Start of Given entries

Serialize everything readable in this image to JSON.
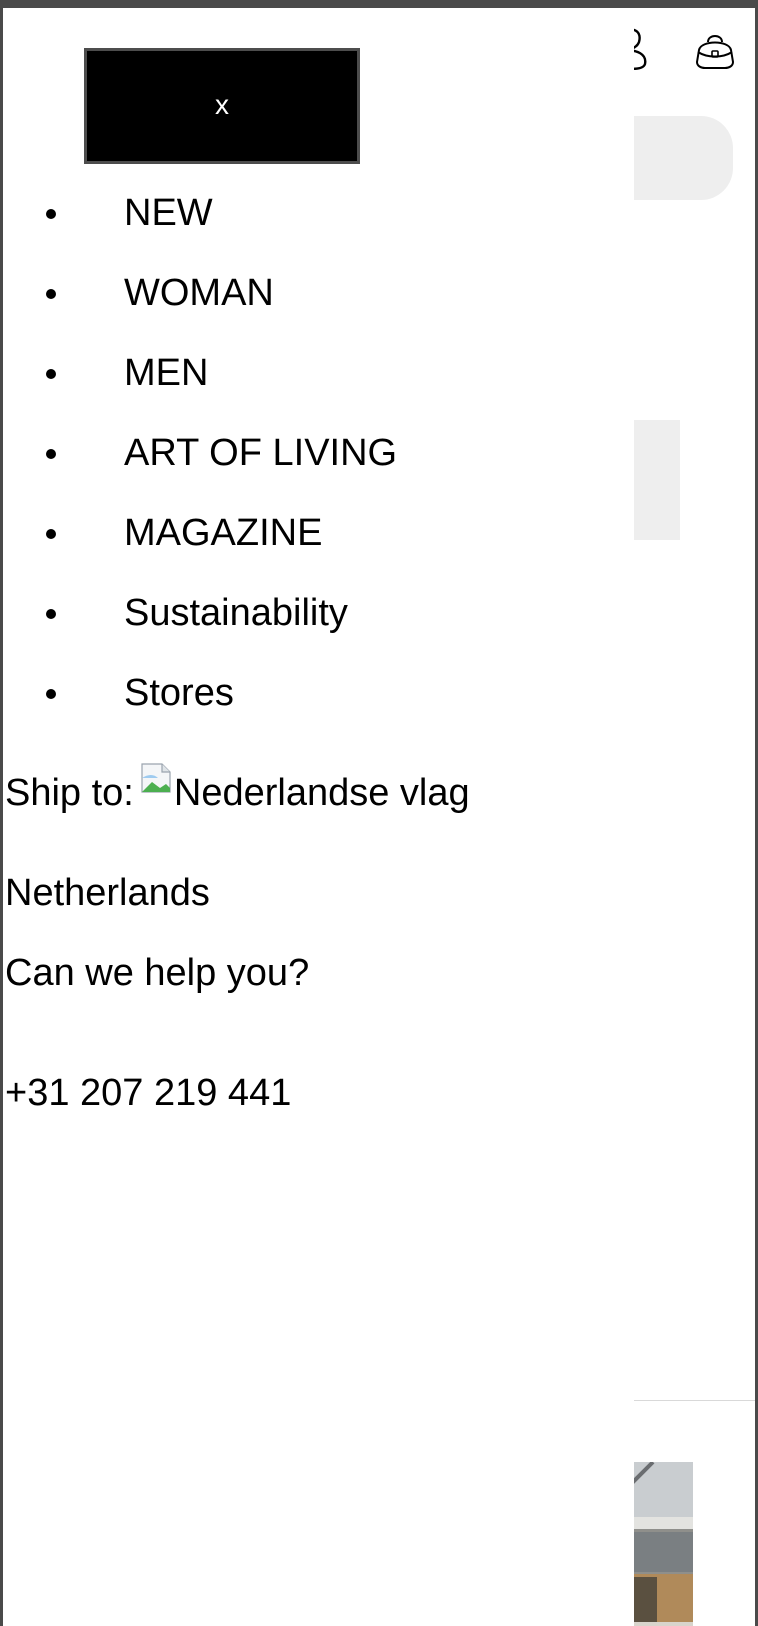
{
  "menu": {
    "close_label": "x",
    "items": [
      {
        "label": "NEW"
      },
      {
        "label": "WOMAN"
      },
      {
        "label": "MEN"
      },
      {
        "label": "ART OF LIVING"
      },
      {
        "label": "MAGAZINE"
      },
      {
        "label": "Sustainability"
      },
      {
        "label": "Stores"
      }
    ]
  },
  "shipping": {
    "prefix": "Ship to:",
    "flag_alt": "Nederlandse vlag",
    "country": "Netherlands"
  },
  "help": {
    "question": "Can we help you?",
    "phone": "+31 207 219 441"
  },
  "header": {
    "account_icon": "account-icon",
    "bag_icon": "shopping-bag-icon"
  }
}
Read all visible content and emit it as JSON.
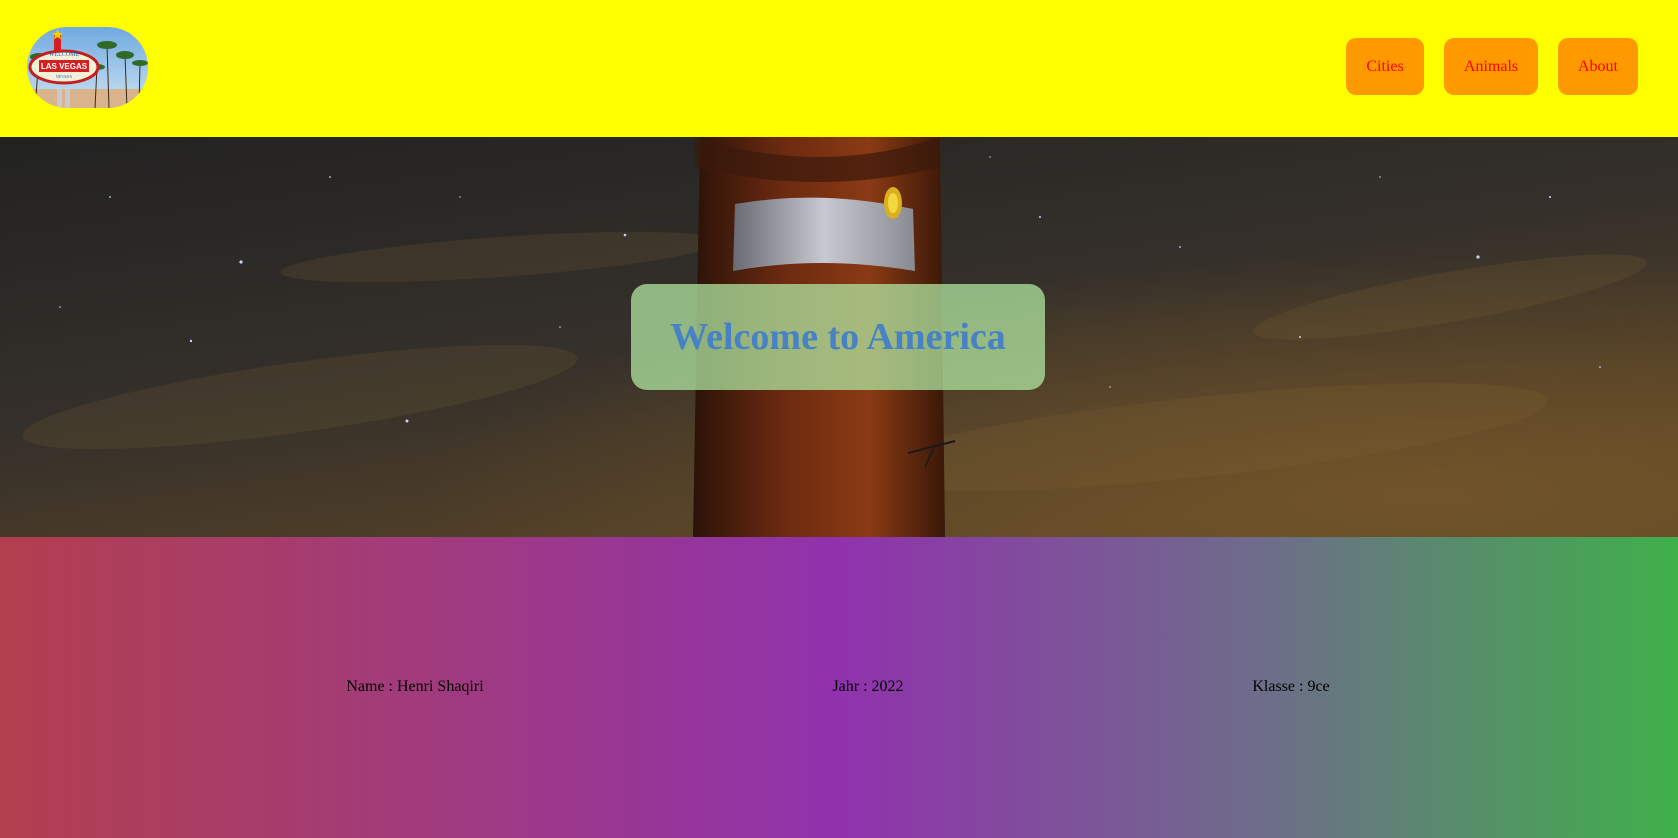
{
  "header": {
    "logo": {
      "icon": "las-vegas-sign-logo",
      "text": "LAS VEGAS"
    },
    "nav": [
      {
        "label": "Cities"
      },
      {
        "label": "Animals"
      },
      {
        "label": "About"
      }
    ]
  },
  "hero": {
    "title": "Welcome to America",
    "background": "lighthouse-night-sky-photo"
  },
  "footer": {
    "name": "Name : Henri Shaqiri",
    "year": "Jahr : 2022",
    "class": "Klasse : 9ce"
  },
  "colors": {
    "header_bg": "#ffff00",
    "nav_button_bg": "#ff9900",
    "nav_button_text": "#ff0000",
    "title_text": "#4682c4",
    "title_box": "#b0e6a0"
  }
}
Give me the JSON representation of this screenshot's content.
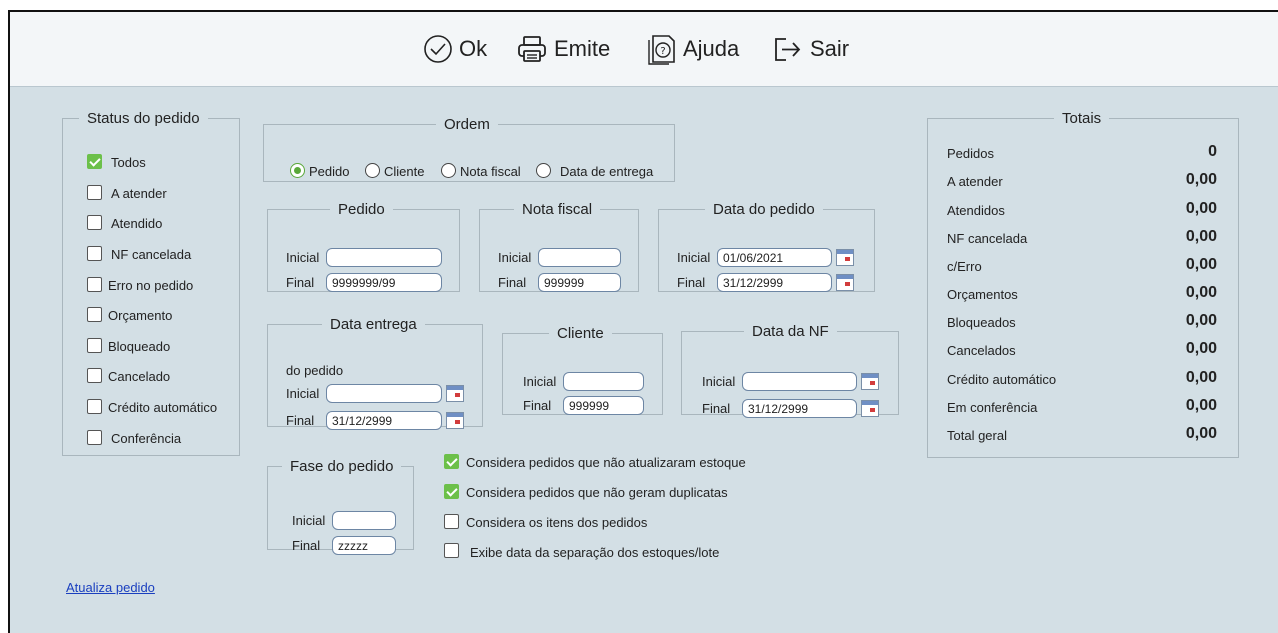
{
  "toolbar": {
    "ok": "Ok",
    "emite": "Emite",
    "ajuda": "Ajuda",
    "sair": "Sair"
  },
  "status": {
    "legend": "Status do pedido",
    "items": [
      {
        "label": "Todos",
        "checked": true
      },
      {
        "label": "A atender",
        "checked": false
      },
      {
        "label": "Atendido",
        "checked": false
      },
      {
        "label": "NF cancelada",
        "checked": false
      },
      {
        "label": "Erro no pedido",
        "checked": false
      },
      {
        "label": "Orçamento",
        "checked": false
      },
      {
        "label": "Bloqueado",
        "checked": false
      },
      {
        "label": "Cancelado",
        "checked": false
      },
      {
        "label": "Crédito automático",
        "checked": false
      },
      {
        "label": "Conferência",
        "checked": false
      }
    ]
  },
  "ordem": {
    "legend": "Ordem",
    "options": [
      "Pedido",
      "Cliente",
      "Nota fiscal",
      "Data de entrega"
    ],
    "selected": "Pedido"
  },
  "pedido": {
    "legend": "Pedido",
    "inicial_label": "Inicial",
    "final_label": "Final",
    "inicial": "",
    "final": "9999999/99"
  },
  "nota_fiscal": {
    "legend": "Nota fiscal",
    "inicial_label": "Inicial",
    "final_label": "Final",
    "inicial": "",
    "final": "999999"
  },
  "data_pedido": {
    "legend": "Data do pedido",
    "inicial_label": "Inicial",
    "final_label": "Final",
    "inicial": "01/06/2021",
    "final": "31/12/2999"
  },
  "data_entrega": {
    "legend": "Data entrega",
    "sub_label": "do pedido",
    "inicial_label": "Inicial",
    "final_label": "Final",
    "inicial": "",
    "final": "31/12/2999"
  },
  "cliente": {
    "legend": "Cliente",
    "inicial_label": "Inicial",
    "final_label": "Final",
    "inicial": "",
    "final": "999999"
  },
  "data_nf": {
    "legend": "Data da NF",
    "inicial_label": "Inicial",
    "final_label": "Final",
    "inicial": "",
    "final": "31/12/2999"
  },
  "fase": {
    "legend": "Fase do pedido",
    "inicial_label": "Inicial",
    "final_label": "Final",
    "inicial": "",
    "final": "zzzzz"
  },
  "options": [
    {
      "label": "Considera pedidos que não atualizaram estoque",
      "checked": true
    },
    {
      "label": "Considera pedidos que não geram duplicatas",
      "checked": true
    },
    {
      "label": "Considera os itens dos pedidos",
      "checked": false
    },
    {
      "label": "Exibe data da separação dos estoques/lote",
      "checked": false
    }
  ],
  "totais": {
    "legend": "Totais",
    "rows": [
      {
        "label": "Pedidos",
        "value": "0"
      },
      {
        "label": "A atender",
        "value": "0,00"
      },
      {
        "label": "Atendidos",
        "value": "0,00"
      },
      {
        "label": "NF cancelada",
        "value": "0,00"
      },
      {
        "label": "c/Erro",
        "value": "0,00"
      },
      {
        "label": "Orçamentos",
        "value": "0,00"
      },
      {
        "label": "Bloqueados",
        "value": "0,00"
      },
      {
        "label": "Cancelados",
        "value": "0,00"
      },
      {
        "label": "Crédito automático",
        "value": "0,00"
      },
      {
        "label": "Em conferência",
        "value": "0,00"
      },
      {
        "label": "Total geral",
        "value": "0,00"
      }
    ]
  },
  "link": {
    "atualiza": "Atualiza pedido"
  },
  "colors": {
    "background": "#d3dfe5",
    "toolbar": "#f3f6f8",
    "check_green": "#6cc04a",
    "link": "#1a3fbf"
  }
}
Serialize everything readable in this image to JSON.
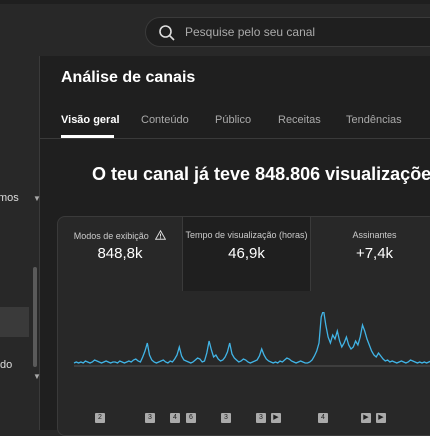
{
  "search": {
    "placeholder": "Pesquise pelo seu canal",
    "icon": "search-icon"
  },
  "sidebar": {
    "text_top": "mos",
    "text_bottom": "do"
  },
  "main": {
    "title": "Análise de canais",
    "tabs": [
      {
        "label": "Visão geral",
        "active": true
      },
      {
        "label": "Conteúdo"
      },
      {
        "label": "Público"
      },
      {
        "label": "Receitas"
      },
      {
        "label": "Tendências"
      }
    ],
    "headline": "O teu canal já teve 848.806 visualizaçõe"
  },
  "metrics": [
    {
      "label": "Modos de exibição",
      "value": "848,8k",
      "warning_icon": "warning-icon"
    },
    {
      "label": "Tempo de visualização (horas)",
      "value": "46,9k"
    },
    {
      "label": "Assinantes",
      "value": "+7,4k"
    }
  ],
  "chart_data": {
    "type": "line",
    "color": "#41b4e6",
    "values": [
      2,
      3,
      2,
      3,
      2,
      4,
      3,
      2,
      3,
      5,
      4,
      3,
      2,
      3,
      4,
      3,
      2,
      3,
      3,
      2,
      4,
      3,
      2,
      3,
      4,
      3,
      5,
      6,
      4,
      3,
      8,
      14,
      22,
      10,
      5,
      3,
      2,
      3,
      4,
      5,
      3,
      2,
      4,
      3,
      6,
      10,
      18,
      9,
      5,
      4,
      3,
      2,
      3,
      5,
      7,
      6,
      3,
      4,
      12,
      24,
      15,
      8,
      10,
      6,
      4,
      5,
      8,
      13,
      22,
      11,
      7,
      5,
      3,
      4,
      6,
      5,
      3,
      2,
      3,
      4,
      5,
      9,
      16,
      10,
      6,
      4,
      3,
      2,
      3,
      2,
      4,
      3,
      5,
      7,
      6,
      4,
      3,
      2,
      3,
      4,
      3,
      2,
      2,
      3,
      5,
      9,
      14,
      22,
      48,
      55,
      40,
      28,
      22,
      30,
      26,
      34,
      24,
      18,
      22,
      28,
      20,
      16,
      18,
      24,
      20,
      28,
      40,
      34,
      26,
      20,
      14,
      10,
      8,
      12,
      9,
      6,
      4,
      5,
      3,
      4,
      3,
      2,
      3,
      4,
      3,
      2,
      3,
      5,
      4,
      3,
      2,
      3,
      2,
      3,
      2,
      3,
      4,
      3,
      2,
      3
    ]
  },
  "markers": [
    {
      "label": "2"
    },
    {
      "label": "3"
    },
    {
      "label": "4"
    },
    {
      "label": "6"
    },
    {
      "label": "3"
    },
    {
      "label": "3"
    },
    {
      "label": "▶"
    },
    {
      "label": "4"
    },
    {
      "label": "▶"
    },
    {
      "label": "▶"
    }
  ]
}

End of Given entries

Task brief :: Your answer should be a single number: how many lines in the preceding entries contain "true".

Result :: 4